Finding that there was sufficient evidence upon the issue of jurisdiction, the District Court did not err in denying the motions for remand and a trial de novo or in granting summary judgment in favor of Mrs. Quave.
This Court agrees with the Ninth Circuit, wherein the Crowell rule has been limited and interpreted so as not to require "a trial de novo as a matter of right under circumstances where there is no real issue of fact presented." Western Boat Building Co. v. O'Leary, 198 F.2d 409, 413 (9th Cir., 1952); Morrison-Knudsen Co. v. O'Leary, 288 F.2d 542, 543 (9th Cir. 1961). The granting of a de novo trial in Longshoremen's and Harbor Workers' Compensation Act cases is a matter of discretion with the District Court.
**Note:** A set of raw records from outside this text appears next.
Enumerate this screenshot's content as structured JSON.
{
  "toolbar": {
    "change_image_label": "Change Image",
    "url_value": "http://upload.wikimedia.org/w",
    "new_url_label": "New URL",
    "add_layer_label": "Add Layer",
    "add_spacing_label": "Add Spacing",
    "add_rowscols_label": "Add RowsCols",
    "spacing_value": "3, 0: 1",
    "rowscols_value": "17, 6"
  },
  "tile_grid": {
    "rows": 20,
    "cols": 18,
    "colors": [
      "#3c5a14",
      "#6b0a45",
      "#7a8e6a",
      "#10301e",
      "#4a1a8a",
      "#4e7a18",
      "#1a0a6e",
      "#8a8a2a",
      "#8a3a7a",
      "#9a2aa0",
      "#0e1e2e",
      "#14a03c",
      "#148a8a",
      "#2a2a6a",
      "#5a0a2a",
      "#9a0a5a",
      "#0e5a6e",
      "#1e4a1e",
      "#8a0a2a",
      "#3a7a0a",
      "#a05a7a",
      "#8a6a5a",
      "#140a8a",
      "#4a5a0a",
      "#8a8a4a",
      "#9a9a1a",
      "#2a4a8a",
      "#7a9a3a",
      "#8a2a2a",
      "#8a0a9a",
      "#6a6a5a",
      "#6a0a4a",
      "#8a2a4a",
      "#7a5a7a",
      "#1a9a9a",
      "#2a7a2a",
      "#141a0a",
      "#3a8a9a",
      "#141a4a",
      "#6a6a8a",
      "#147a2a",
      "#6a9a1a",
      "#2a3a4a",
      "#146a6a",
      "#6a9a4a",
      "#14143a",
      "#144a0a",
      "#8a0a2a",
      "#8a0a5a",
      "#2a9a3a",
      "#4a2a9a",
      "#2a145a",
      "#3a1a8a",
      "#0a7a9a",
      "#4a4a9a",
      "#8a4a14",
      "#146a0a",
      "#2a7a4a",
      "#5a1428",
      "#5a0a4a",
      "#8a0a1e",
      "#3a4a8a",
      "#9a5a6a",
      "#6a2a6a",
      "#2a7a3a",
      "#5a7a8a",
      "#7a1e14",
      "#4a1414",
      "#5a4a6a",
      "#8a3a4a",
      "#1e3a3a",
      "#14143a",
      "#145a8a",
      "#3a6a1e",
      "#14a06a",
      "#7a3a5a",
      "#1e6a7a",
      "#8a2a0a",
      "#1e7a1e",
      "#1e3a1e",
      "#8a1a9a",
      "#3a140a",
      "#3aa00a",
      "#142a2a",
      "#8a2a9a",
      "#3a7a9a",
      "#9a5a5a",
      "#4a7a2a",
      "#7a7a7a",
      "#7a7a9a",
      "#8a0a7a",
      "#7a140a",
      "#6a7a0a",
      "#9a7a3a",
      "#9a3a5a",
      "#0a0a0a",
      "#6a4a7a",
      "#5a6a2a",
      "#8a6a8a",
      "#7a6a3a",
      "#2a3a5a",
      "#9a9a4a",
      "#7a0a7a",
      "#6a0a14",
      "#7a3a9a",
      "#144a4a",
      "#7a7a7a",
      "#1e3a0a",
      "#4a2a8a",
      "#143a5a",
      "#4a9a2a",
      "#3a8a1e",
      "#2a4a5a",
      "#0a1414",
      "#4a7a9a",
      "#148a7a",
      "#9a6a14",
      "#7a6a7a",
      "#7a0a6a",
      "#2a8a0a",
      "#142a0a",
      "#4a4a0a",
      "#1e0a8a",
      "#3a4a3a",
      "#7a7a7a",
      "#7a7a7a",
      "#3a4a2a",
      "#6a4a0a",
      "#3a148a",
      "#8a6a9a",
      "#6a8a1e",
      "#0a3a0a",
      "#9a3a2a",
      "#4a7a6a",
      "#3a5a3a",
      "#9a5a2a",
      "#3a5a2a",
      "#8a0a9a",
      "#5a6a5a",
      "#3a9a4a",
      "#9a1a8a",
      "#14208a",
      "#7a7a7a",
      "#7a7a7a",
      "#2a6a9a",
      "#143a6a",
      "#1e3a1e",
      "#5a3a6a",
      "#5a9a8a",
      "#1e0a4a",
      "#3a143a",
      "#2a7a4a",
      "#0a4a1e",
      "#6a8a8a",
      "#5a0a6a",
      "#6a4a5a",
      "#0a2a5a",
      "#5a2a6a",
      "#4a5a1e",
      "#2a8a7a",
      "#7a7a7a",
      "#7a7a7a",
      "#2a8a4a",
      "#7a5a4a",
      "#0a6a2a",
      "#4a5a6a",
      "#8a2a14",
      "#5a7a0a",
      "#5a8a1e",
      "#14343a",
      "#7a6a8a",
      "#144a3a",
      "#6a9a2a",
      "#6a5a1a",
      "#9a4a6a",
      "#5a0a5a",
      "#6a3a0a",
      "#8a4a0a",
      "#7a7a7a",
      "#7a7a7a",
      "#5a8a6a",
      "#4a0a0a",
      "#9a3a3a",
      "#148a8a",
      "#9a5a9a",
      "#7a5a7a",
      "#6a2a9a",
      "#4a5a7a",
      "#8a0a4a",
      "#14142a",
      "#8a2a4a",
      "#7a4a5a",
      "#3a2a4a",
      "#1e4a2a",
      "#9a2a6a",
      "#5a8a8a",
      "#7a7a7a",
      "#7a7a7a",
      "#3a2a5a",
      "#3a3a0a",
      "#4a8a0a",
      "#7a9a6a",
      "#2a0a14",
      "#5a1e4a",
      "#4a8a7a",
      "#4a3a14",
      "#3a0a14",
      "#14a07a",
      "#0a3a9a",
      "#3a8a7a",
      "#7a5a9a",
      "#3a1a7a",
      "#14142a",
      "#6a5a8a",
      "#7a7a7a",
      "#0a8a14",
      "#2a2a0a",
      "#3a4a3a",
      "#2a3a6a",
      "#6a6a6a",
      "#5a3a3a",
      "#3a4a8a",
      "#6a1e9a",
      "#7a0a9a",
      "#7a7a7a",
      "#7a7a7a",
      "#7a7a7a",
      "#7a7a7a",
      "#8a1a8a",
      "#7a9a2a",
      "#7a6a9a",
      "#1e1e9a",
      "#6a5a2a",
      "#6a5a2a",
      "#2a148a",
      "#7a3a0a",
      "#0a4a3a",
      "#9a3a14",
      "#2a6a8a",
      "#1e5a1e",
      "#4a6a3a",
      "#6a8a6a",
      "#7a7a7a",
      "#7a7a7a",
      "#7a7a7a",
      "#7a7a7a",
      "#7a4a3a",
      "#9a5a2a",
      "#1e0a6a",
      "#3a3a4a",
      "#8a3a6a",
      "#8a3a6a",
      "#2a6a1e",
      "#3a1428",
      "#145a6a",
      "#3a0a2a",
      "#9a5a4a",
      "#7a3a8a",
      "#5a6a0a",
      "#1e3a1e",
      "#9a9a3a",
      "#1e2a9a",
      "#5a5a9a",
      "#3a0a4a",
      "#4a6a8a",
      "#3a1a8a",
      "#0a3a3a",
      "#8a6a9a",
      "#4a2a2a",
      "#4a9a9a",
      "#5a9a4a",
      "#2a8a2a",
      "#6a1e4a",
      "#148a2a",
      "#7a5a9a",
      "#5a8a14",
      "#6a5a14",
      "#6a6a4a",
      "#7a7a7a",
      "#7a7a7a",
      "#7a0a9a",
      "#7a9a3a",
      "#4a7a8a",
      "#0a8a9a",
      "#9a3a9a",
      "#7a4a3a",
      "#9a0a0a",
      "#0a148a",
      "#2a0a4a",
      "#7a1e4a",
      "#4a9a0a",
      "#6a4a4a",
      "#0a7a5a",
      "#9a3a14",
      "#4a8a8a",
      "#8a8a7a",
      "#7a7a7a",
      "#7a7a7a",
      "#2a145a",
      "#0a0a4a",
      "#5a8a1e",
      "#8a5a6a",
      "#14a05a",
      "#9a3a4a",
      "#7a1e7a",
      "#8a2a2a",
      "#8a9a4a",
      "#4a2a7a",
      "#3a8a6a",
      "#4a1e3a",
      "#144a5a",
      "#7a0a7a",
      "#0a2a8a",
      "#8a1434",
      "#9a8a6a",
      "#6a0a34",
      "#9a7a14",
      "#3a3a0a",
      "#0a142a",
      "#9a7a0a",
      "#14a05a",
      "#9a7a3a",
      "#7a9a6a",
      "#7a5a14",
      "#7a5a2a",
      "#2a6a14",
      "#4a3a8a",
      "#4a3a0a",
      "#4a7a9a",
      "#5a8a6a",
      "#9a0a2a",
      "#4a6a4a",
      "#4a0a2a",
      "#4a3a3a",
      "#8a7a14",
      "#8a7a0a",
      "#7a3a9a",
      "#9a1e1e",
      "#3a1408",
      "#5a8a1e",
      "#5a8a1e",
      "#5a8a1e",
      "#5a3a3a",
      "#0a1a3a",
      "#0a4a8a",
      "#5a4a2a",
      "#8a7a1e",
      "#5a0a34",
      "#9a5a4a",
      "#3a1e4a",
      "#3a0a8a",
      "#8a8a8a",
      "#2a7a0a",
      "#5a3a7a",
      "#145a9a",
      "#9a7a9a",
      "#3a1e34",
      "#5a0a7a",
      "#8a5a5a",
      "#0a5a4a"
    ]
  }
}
It cannot be said that the District Court abused its discretion in this instance. The record contained all the essential information required to decide the legal issue. Moreover, in a very real sense, the findings on the case before us are actually those of the District Court itself and not a mere judicial review of the Deputy Commissioner's findings. Here motion for summary judgment was made by appellee based upon the Deputy's findings, and these were not controverted in any manner by appellants. The District Court was justified in finding that there was no genuine issue as to a material fact. It was likewise correct in determining, upon those reiterated but independently found facts, that appellees were entitled to judgment as a matter of law all in accordance with Rule 56, Federal Rules of Civil Procedure.
The judgment of the District Court is
Pursuant to Rule 18 of the Rules of this Court, we have concluded on the merits that this case is of such character as not to justify oral argument and have directed the clerk to place the case on the Summary Calendar and to notify the parties in writing. See Murphy v. Houma Well Service, 5 Cir., 1969, 409 F.2d 804, Part I; and Huth v. Southern Pacific Company, 5 Cir., 1969, 417 F.2d 526, Part I